WHAT IS BEING ASKED =
Work out how many lines in these entries include the string "horas", and give only that figure.

DATA TO USE =
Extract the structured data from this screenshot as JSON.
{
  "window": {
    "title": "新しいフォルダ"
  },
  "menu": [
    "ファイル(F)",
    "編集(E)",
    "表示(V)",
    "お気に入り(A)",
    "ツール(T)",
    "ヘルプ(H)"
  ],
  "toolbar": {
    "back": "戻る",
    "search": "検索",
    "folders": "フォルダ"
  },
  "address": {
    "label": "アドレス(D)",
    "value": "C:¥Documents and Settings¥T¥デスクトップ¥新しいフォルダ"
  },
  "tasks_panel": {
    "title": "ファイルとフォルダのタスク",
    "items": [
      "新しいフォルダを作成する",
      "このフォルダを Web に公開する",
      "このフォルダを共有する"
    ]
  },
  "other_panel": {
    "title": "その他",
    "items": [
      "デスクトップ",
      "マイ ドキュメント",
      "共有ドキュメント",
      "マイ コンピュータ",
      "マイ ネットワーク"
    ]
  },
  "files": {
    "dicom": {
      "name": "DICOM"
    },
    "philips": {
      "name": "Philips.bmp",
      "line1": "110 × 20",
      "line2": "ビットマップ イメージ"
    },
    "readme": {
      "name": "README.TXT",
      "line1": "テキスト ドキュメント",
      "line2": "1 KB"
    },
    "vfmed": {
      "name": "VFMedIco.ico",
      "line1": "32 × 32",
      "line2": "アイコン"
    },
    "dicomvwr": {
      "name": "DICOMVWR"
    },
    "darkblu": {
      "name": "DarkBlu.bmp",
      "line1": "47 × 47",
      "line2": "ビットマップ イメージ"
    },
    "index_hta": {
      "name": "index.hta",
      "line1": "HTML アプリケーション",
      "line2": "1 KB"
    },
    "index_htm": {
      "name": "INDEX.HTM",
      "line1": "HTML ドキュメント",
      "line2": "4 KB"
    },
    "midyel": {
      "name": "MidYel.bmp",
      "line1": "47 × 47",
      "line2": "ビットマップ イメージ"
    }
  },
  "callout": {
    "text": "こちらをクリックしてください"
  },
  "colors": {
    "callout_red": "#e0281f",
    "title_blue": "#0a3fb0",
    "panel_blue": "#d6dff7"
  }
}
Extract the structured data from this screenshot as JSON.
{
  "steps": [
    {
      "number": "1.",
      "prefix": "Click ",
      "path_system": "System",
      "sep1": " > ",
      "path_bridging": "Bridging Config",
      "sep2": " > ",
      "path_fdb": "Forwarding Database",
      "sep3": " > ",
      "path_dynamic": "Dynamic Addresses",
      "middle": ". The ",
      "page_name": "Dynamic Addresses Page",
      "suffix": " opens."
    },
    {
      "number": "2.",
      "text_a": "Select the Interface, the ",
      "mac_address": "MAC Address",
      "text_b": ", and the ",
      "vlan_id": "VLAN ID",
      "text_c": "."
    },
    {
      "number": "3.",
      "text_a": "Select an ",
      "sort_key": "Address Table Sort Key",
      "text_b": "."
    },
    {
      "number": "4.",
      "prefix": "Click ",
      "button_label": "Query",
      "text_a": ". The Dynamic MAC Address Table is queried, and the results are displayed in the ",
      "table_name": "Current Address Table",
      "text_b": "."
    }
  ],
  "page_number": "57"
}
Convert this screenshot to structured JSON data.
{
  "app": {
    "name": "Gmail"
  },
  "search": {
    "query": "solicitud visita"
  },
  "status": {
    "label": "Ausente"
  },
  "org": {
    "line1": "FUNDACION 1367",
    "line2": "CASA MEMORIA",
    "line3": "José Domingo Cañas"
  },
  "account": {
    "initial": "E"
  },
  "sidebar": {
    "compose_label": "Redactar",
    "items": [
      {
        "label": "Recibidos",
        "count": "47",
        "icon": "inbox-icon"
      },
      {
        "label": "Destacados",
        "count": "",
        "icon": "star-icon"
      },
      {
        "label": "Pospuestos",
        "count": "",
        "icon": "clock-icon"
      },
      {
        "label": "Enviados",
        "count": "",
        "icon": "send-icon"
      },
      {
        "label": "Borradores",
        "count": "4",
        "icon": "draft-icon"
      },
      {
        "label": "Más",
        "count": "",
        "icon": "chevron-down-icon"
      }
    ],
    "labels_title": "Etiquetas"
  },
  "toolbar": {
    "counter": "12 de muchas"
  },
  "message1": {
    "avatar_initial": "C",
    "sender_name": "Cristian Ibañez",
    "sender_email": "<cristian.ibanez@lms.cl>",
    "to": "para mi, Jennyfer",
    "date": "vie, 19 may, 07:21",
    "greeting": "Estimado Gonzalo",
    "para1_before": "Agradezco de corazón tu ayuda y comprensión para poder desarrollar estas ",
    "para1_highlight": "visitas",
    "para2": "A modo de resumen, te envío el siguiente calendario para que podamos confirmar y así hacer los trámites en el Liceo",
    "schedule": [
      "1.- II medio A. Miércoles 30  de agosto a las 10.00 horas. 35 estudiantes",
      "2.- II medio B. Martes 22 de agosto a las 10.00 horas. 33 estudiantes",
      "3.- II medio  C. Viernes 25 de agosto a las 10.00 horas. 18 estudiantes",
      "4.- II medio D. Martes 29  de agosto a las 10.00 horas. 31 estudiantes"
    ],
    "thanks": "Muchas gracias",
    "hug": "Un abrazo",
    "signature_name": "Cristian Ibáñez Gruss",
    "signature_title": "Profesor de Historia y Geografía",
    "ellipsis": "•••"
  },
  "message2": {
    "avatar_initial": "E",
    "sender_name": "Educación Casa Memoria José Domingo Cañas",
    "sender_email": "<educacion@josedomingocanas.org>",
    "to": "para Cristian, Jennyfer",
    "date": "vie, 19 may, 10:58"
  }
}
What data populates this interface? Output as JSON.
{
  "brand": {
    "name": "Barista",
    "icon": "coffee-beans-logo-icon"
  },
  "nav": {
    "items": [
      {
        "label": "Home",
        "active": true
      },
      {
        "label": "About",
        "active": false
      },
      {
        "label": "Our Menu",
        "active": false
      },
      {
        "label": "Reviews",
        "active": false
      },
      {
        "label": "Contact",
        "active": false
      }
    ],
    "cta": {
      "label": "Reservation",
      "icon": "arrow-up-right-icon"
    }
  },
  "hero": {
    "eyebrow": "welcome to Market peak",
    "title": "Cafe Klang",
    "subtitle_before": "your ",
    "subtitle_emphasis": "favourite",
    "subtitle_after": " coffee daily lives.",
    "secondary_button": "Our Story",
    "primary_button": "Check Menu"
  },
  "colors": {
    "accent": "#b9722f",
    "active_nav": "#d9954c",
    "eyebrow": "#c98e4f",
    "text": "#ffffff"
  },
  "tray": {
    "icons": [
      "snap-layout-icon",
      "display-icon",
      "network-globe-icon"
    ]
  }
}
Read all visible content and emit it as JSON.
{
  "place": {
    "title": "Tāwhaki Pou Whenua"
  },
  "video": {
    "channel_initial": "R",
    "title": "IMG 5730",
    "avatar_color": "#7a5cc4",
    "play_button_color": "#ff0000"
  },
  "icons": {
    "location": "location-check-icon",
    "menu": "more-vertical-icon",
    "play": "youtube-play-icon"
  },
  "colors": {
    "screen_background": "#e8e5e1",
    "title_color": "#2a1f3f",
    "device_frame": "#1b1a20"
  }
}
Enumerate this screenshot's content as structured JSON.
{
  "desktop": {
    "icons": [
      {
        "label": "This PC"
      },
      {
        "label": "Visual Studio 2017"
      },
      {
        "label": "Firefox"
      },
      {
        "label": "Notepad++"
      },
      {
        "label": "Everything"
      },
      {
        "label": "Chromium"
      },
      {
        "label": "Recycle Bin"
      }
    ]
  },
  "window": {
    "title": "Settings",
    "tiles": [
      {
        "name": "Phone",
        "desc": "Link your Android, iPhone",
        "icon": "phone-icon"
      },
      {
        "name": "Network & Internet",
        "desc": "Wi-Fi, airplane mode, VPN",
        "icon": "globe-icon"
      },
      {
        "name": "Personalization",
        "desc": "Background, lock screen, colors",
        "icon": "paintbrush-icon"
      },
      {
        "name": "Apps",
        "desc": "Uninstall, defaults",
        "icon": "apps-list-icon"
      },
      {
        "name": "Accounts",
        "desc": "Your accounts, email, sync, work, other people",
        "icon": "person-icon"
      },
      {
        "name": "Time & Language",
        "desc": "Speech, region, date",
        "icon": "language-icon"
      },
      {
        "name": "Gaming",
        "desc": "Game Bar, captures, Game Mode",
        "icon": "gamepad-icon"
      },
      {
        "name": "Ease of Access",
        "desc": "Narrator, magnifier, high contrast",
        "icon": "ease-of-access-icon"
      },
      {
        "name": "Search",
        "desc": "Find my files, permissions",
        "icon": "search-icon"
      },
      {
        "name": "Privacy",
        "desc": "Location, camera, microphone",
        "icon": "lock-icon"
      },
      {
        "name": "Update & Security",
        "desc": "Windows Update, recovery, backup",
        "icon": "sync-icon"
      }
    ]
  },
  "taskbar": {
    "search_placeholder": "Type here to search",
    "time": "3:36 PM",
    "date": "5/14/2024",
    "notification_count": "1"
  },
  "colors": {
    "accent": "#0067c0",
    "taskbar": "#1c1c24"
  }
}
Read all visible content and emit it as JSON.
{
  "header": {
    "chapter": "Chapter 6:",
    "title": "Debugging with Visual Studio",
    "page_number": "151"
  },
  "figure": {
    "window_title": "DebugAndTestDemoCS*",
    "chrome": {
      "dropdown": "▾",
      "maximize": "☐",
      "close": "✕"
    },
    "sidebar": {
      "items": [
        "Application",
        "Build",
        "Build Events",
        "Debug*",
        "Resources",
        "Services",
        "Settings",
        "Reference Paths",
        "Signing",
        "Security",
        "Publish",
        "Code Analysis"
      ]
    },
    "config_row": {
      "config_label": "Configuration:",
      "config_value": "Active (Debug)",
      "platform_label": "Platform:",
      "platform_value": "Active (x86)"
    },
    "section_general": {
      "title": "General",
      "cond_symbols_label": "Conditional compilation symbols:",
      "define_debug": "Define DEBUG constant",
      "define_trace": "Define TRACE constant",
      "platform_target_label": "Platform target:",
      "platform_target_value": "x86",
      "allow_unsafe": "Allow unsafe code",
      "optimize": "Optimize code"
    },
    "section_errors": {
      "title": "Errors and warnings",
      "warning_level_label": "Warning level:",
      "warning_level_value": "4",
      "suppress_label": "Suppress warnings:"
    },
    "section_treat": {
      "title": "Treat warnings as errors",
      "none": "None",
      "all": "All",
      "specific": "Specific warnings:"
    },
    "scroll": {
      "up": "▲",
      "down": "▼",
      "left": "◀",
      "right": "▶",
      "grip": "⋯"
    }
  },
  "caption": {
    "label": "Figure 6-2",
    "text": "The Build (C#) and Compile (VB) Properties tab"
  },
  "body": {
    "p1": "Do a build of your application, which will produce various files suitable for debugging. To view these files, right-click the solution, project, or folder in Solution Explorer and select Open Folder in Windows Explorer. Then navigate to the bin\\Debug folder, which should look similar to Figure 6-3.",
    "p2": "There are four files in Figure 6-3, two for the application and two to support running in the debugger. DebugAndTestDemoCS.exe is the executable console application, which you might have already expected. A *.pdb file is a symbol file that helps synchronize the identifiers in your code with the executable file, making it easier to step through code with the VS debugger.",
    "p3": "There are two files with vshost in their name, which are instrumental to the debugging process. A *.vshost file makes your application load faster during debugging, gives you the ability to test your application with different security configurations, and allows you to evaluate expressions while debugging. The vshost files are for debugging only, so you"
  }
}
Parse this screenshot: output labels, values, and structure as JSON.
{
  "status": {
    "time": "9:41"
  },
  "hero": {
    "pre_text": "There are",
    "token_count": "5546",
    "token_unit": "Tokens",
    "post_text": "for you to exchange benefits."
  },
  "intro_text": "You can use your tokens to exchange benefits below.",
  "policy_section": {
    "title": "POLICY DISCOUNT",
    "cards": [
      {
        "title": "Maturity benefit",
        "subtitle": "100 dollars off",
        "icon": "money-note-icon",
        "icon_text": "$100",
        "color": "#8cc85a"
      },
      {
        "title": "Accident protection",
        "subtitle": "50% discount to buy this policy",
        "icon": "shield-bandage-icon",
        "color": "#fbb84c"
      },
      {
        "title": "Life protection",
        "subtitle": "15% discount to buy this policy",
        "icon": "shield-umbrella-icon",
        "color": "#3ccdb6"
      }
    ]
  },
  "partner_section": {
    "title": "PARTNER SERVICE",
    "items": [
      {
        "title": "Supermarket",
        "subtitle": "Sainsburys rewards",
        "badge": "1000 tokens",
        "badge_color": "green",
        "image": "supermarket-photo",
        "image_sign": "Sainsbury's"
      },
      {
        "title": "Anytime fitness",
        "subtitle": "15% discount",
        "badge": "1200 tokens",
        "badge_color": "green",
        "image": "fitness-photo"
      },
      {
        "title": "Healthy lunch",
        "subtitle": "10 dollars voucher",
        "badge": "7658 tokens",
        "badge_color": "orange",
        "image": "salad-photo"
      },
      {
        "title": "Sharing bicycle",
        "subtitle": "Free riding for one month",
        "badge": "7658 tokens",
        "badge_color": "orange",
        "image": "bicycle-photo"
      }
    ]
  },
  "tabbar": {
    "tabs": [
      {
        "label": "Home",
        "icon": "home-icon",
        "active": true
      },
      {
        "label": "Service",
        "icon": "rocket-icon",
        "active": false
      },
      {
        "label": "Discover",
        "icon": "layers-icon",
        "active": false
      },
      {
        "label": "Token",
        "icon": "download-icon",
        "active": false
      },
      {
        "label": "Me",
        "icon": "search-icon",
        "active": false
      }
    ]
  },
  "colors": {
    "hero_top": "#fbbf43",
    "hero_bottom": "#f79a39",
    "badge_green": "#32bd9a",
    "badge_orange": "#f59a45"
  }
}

RESPONSE TO THE TASK =
4